• **Source data**:

.....

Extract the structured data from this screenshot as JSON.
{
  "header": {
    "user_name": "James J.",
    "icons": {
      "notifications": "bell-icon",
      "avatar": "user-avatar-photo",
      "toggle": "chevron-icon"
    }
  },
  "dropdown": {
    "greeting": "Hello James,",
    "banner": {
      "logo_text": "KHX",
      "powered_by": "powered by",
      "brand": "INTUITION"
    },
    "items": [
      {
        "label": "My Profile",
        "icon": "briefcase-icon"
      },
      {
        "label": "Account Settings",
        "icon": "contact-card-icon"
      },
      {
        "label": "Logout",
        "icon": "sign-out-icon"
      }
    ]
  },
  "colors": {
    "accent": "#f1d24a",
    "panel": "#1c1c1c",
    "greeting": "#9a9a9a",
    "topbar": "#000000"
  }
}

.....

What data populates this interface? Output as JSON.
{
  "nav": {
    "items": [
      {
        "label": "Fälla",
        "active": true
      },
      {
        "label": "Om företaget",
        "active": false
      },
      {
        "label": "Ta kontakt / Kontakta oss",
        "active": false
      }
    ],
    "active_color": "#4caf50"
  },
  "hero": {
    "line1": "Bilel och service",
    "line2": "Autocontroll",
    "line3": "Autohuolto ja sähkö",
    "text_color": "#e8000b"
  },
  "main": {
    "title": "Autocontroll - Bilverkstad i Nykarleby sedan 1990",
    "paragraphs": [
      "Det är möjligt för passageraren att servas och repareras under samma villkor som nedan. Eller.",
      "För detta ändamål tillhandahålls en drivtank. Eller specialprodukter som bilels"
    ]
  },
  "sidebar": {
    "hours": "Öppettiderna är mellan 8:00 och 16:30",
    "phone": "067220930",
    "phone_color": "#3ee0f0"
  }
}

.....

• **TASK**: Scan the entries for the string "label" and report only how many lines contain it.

• **ANSWER TO THE PROBLEM**: 6